[ExI] ants again

Natasha Vita-More natasha at natasha.cc
Mon Oct 19 16:40:19 UTC 2009

If they aren't smart in the darkness than why are they always maching one by
one down into the earth
to get out of the sun?


Nlogo1.tif Natasha Vita-More

-----Original Message-----
From: extropy-chat-bounces at lists.extropy.org
[mailto:extropy-chat-bounces at lists.extropy.org] On Behalf Of Anders Sandberg
Sent: Monday, October 19, 2009 10:13 AM
To: ExI chat list
Subject: Re: [ExI] ants again

spike wrote:
> This is part of what I am hoping to find out: if the ants supplement 
> their pheromone signals with visuals.  There is a difference in 
> activity levels as a function of light level, so that suggests some

It could be just temperature: being poikilothermic, insects tend to speed up
a lot when there is more heat. It is very visible here in the UK. My
nemesis, Notiophilus biguttatus, is absurdly fast during sunny days.

> Of course ants
> can navigate in zero light conditions as you found on your last visit 
> to
> California.*

But obviously they aren't very smart in the darkness :-)

> I need to study the literature to see if anyone has under any 
> circumstances managed to get one-way trails.  If so, one could perhaps 
> collect a tiny sample of the go-home pheromone, identify its chemical 
> nature, synthesize it in the lab, then spray it in a room, at which 
> time all the ants present would go home.  But if the keilbasa model is 
> true, they will not go.  If it is a non-directional food-or-home 
> single pheromone, it might make the problem worse, or could explain an 
> odd phenom that you also discovered at my own home.*

According to this paper,
the common garden ant uses isocoumarin (R)-1 for trails (and I think that is
your species). Other species have other, but somewhat similar-looking,

This paper seems to give support to the keilbasa theory, at least in one
species (the forest ant)
and this other paper argues (in a third species)
something similar.
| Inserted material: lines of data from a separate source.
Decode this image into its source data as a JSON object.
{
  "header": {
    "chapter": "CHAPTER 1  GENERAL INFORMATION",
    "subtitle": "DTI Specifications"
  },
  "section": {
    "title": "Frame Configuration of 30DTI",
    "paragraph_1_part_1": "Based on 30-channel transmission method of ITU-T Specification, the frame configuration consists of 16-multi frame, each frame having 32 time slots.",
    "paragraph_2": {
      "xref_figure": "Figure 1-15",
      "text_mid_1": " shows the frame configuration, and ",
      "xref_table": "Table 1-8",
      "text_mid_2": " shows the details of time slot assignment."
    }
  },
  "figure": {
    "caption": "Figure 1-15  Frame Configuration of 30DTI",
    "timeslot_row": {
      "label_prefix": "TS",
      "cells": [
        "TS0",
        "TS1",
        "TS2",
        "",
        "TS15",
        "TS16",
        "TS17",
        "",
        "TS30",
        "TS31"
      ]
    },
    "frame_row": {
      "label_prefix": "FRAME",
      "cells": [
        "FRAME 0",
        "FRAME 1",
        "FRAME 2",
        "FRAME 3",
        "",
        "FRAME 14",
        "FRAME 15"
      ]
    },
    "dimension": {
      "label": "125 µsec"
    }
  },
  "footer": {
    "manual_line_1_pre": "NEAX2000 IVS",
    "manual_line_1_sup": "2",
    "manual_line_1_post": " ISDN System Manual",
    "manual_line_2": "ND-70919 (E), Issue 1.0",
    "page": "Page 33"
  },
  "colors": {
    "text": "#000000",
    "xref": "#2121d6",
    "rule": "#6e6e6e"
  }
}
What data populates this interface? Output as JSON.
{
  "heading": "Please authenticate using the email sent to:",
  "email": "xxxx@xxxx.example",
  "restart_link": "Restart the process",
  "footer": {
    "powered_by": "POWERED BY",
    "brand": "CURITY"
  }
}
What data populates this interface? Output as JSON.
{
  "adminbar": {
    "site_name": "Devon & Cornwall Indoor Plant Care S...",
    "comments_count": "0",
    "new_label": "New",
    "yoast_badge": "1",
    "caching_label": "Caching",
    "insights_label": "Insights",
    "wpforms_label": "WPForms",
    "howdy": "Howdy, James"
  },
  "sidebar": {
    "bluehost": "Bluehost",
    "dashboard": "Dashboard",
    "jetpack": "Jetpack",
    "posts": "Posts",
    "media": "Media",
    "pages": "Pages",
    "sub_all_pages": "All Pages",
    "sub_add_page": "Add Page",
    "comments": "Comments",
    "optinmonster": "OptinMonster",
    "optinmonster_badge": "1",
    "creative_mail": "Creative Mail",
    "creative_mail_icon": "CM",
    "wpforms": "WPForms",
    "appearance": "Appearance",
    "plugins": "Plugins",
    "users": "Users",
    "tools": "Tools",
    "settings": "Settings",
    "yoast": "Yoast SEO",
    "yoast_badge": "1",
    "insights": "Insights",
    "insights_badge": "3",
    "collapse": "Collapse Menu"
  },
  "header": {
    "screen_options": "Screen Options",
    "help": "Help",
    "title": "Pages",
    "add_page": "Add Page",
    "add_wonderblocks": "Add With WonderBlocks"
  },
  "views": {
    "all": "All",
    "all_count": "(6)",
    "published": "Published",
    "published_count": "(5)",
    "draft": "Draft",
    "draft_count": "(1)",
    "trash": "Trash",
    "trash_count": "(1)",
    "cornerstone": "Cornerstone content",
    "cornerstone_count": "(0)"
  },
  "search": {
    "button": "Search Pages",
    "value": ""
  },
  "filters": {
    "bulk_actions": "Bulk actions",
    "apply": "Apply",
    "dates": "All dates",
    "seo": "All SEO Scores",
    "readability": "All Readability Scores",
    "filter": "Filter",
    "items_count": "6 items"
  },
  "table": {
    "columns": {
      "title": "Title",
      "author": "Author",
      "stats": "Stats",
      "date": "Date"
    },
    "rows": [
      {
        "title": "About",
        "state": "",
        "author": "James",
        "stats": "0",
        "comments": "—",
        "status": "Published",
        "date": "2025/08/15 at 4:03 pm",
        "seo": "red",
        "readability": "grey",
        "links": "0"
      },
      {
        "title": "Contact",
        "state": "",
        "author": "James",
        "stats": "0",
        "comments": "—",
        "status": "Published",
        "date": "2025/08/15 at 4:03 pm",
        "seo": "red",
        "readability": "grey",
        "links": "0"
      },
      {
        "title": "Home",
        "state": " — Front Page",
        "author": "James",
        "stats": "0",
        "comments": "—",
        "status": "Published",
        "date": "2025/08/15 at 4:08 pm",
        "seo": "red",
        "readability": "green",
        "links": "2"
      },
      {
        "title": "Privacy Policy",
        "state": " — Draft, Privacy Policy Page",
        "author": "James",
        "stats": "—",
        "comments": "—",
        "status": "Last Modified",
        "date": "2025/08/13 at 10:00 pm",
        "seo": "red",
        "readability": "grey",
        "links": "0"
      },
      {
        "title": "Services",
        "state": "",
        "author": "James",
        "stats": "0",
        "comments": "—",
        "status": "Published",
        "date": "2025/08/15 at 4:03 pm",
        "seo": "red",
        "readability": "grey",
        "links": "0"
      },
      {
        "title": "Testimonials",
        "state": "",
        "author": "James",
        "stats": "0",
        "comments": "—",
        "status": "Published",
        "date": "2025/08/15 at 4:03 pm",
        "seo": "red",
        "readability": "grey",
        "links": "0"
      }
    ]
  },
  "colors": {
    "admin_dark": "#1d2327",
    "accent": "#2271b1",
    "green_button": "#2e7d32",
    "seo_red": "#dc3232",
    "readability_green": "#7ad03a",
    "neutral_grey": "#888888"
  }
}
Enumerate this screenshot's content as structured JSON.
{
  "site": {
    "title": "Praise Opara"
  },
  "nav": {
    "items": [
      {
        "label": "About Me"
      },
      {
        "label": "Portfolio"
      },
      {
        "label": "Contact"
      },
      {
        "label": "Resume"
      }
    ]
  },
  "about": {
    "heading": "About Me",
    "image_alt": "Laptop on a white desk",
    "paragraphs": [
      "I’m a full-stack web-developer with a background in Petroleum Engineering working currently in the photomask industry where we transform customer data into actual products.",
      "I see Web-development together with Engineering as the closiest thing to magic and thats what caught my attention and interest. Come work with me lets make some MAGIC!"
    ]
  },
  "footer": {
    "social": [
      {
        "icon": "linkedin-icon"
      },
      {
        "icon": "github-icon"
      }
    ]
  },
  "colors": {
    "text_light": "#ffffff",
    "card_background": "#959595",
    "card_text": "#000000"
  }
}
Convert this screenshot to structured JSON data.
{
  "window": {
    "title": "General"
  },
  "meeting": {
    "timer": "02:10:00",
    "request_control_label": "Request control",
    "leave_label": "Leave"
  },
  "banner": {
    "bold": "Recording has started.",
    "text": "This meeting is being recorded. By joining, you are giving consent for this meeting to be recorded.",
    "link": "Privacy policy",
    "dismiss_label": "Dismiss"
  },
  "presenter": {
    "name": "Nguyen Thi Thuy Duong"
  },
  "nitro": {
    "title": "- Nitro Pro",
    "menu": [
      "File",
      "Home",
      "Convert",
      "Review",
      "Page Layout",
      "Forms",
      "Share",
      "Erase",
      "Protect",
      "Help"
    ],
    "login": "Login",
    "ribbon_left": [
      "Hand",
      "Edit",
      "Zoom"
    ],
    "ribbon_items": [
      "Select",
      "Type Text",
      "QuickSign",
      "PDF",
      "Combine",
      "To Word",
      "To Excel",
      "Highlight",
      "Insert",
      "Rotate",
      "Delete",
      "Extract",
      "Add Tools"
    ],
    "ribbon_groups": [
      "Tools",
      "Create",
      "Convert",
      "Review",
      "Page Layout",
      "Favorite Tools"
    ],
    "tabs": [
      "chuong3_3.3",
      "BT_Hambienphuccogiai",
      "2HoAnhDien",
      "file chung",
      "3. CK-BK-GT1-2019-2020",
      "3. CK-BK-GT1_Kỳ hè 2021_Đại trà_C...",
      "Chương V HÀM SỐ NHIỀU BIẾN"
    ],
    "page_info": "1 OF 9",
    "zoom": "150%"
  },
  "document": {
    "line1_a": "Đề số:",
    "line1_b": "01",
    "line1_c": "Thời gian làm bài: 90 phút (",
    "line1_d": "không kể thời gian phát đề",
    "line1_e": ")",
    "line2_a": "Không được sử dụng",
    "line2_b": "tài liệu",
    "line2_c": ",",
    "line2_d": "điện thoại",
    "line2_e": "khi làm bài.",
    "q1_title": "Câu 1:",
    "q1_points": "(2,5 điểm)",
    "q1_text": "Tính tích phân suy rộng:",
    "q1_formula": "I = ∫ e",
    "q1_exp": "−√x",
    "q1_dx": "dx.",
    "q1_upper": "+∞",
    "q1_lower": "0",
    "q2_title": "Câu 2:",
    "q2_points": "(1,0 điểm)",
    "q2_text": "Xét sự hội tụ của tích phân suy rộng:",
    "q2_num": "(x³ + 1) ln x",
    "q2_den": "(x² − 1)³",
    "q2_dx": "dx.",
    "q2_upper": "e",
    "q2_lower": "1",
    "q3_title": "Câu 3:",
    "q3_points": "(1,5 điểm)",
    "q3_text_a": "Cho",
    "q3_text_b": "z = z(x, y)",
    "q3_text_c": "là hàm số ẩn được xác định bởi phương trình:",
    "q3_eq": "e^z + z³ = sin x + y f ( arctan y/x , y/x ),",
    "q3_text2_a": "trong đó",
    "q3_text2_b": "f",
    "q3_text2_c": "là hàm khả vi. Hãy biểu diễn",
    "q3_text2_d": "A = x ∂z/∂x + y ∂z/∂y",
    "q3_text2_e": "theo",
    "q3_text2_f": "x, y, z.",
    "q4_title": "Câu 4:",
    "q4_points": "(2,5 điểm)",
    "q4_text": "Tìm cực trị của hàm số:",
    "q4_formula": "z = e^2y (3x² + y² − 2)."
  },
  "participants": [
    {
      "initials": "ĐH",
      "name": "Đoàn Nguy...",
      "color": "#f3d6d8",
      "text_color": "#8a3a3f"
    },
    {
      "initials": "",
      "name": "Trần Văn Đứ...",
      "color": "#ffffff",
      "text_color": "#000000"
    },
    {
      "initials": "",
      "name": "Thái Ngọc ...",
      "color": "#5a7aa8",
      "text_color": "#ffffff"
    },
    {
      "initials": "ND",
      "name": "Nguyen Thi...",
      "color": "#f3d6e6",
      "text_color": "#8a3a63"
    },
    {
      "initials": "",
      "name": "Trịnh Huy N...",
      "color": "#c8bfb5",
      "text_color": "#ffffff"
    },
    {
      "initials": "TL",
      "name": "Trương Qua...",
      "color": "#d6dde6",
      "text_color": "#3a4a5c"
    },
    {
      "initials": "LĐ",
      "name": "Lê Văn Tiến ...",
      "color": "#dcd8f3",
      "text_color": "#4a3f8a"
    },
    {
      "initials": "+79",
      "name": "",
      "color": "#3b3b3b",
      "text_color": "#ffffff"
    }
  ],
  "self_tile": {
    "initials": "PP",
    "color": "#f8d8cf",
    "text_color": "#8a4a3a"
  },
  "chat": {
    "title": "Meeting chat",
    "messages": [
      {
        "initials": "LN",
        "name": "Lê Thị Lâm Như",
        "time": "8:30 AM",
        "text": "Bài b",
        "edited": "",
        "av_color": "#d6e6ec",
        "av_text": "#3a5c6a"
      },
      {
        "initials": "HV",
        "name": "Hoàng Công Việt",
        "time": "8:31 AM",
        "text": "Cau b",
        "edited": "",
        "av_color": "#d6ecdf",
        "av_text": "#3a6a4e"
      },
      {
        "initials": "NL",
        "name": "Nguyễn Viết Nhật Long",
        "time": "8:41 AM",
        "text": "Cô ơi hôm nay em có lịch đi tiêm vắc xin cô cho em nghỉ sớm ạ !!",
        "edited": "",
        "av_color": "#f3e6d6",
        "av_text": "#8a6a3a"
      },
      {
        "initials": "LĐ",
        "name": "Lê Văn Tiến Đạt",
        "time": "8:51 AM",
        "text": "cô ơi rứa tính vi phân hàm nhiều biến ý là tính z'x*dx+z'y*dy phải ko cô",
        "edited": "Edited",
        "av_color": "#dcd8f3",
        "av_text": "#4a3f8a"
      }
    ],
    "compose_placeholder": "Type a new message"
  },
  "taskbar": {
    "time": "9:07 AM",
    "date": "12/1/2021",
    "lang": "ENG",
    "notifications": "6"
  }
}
Now we just need experiments.

I'm very much an armchair entomologist... until the insects start climbing
over me. Then I turn into an entomological paparazzi.

> Anders I think you are just irresistable to bugs.

Just look at my code :-)


Anders Sandberg,
Future of Humanity Institute
Philosophy Faculty of Oxford University

extropy-chat mailing list
extropy-chat at lists.extropy.org

More information about the extropy-chat mailing list